Gulp: Adventures on the Alimentary Canal, by Mary Roach. This gem is from one of my favorite local authors. Mary Roach's sense of humor should really get it's own zip code, it's so wonderful. I learned a great deal, sometimes about things I wasn't sure I wanted to know (like how to properly use flatus in a sentence), and I can't tell you the amount of times per week I find myself thinking about the nutritional content of my dinner compared to my cats' on account of this book.
|"You're not seriously going to eat that, are you?"|
As a delighted listener once said at a reading she did: "You keep writing books about exactly the thing I'm most interested in, except I didn't know I was interested in it until reading your book." There's a lot of pressure in non-fiction to be overly clever as a way to entertain the reader into learning something. Roach seems to come by her cleverness naturally, and while there is wit on every single page (really, every paragraph), there's also a weight of all the research that went into the subject.

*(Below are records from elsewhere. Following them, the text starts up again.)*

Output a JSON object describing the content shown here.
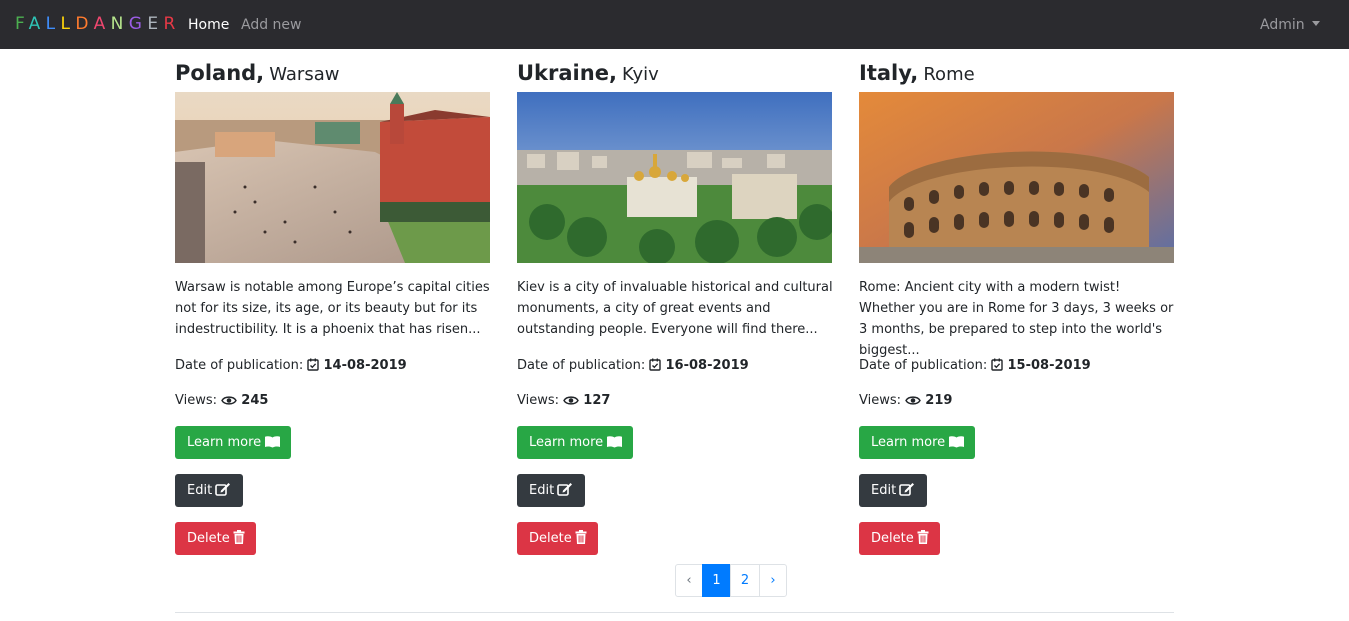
{
  "navbar": {
    "brand_letters": [
      {
        "ch": "F",
        "color": "#4caf50"
      },
      {
        "ch": "A",
        "color": "#2ec4b6"
      },
      {
        "ch": "L",
        "color": "#3f8efc"
      },
      {
        "ch": "L",
        "color": "#ffd60a"
      },
      {
        "ch": "D",
        "color": "#ff7b2e"
      },
      {
        "ch": "A",
        "color": "#ef476f"
      },
      {
        "ch": "N",
        "color": "#b5e48c"
      },
      {
        "ch": "G",
        "color": "#9b5de5"
      },
      {
        "ch": "E",
        "color": "#adb5bd"
      },
      {
        "ch": "R",
        "color": "#e63946"
      }
    ],
    "home": "Home",
    "add_new": "Add new",
    "admin": "Admin"
  },
  "labels": {
    "date_prefix": "Date of publication:",
    "views_prefix": "Views:",
    "learn_more": "Learn more",
    "edit": "Edit",
    "delete": "Delete"
  },
  "cards": [
    {
      "country": "Poland",
      "city": "Warsaw",
      "description": "Warsaw is notable among Europe’s capital cities not for its size, its age, or its beauty but for its indestructibility. It is a phoenix that has risen...",
      "date": "14-08-2019",
      "views": "245"
    },
    {
      "country": "Ukraine",
      "city": "Kyiv",
      "description": "Kiev is a city of invaluable historical and cultural monuments, a city of great events and outstanding people. Everyone will find there...",
      "date": "16-08-2019",
      "views": "127"
    },
    {
      "country": "Italy",
      "city": "Rome",
      "description": "Rome: Ancient city with a modern twist! Whether you are in Rome for 3 days, 3 weeks or 3 months, be prepared to step into the world's biggest...",
      "date": "15-08-2019",
      "views": "219"
    }
  ],
  "pagination": {
    "prev": "‹",
    "pages": [
      "1",
      "2"
    ],
    "active_page": "1",
    "next": "›"
  },
  "colors": {
    "navbar_bg": "#2b2b2f",
    "learn_more": "#28a745",
    "edit": "#343a40",
    "delete": "#dc3545",
    "active_page": "#007bff"
  }
}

If you've ever felt like you're strange for being interested in something obscure, and wanting to know every last thing about it, her books will affirm your curiosity.
Another amaze-balls read this spring was The Modern Library Writer's Workshop: A Guide to the Craft of Fiction, by Stephen Koch. My friend and fellow fiction workshop-mate, Nate, tipped me off to this beauty. I haven't read a hearty and useful text on writing fiction in a while, so this one felt like having a delicious smoothie for the brain (and there are no weird metaphors like that one in it). What particularly inspired me was the section on novel revision, along with the idea of fast drafts and slow drafts. Koch suggests that if the first draft you've written was a fast draft, then a slow draft might be the next step in revision, and vice versa. As soon as I get to the end of the first draft of my novel-in-progress (I'm more than halfway there!), I plan to re-read this chapter because there were a lot of keen suggestions on how to approach the beastly task of revising a novel. The voice throughout is encouraging, never disparaging (some writing texts are just so full of themselves), and wise.
My ongoing obsession with all things Iceland needs to be fed on a regular basis. Reading The Whispering Muse, by Sjón was just ticket. I actually got to see Sjón read at The Booksmith. It's always great to see a writer you like (I'd also loved his Blue Fox) in person, but it's particularly rare to get a writer (or really anyone for that matter) in from Iceland, so this event felt particularly special. He mentioned that he's currently writing a book that follows the trajectory of the people born in the same year he was in Iceland. Given the relatively small population of Iceland (just under 322,000 now), that amounts to only about 3,000 others. A sizable chunk, but manageable. I'm telling the universe now: I want this book translated immediately upon publication. Please. PLEEEEASE.
But to get back to The Whispering Muse, this mythic, witty tale is a fast read (a mere 141 pages), and a fun one. I think one of the things that draws me to Icelandic writing is the intersection of an element that is familiar, often familiar in the way a faint memory from childhood stories of fairy tales lingers way in the back of the mind, mixed with a lightning bolt of something so very other from my experience. This book did not disappoint on either of those accounts.
My book club (unofficially referred to as the book club that doesn't read book club books, or at least mostly doesn't) read Unaccustomed Earth, by Jhumpa Lahiri last month. We all already loved Lahiri's work, but none of us had read this 2008 collection yet. I enjoyed living inside each of the stories, I loved the details, and I loved all the cross-cultural challenges between families and partners. They are beautiful stories, and beautifully told. But...there just wasn't that much going on in them. Or rather, there was only one thing going on in each one. I found myself trying to find the extra layer in the story, but never did. At one point I had to ask myself if I would even love these stories so much if they weren't about a culture I was unfamiliar with. I'm not sure I would. I know there's a lot of discussion (and there should be) about the push for minority authors to only write about minority issues, and about how limiting that is. I wonder if these stories were victims of that thinking. They are still very much worth reading, which is why I'm including the book here. But crossing fingers her next work has more depth.
I just finished Mr. Penumbra's 24-Hour Bookstore, by Robin Sloan. What a fun read! This is a tech-savvy novel for book lovers, and is chock full of great San Francisco references (it's also alarmingly current: I caught a reference to Fruit Ninja in it). One of my favorite references? "I email the organizer of San Francisco's big literary festival, which runs for a whole week and draws free-spending readers from as far away as Fresno," pg. 203. Yep, that'd be Litquake! :) Bonus feature of this hardback edition that I didn't realize at first: glow-in-the-dark cover. It gave off a creepy glow on my nightstand.
That's it for this quarter's report! I'm on to read some Karen Joy Fowler and finish Lydia Millet's Love in Infant Monkeys next. I'm always open to suggestions on what to read next, so if you have a juicy read I'd love to hear about it!